[Items from a dataset]

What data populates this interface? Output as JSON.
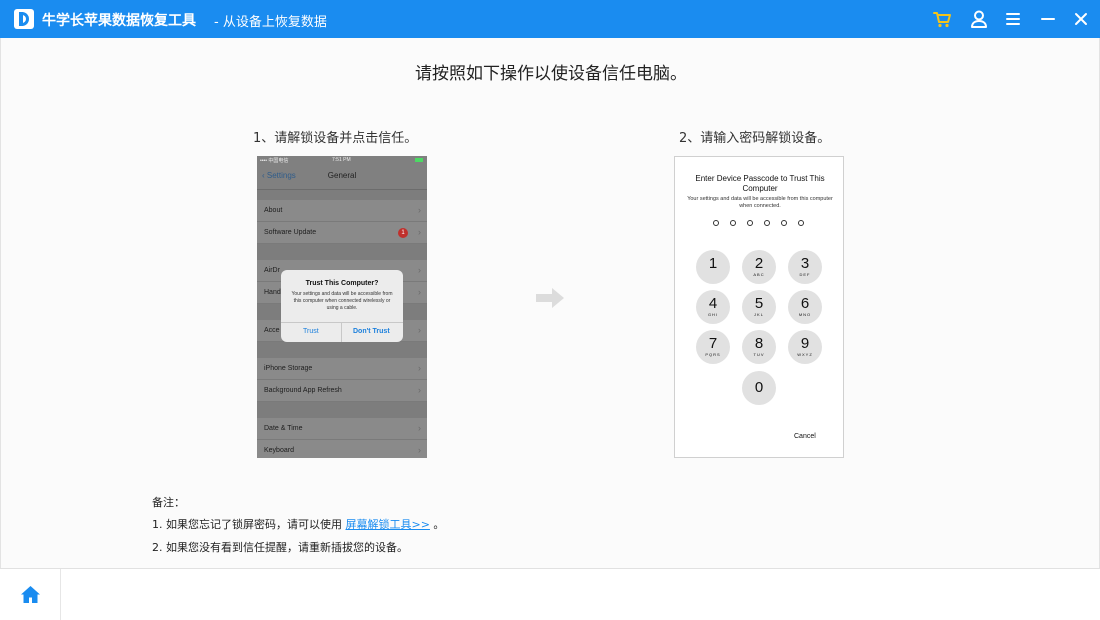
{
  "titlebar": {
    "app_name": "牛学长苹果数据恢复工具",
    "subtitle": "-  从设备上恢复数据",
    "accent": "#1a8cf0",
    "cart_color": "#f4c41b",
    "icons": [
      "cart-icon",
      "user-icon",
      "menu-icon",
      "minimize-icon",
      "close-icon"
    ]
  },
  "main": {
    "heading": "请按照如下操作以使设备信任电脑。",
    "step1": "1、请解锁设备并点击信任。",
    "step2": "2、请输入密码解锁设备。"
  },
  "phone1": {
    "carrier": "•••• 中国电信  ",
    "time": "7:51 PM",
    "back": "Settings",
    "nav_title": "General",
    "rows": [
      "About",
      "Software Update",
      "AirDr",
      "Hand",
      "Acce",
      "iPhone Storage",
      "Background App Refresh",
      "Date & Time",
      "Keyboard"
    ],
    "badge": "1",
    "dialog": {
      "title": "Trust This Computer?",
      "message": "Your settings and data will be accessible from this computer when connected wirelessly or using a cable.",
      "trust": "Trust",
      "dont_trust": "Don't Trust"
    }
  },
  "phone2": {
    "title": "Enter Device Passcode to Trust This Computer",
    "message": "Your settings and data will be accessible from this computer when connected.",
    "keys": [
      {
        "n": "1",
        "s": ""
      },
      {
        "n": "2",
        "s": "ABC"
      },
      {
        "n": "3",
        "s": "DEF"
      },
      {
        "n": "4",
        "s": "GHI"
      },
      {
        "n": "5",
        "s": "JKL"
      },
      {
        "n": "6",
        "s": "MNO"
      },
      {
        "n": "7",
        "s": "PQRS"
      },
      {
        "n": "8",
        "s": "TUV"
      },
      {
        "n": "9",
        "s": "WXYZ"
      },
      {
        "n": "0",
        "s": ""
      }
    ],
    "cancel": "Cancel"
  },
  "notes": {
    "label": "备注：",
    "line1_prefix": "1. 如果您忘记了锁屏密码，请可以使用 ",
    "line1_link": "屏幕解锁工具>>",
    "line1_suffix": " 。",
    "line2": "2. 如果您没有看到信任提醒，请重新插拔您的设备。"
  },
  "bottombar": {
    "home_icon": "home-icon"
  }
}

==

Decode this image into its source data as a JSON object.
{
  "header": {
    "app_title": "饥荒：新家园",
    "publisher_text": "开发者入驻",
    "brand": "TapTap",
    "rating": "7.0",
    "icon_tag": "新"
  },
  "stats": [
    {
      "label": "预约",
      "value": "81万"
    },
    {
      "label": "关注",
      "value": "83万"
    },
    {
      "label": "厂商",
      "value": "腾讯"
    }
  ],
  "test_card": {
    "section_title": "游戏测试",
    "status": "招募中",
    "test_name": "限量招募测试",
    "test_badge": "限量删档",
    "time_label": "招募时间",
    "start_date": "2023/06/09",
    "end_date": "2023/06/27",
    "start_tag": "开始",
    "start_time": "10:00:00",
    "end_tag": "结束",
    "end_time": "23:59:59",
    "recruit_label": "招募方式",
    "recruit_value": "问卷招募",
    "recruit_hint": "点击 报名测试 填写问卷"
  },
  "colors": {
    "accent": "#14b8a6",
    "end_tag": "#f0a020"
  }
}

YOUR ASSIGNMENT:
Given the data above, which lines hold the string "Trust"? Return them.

SOLUTION TO THE PROBLEM:
      "title": "Trust This Computer?",
      "trust": "Trust",
      "dont_trust": "Don't Trust"
    "title": "Enter Device Passcode to Trust This Computer",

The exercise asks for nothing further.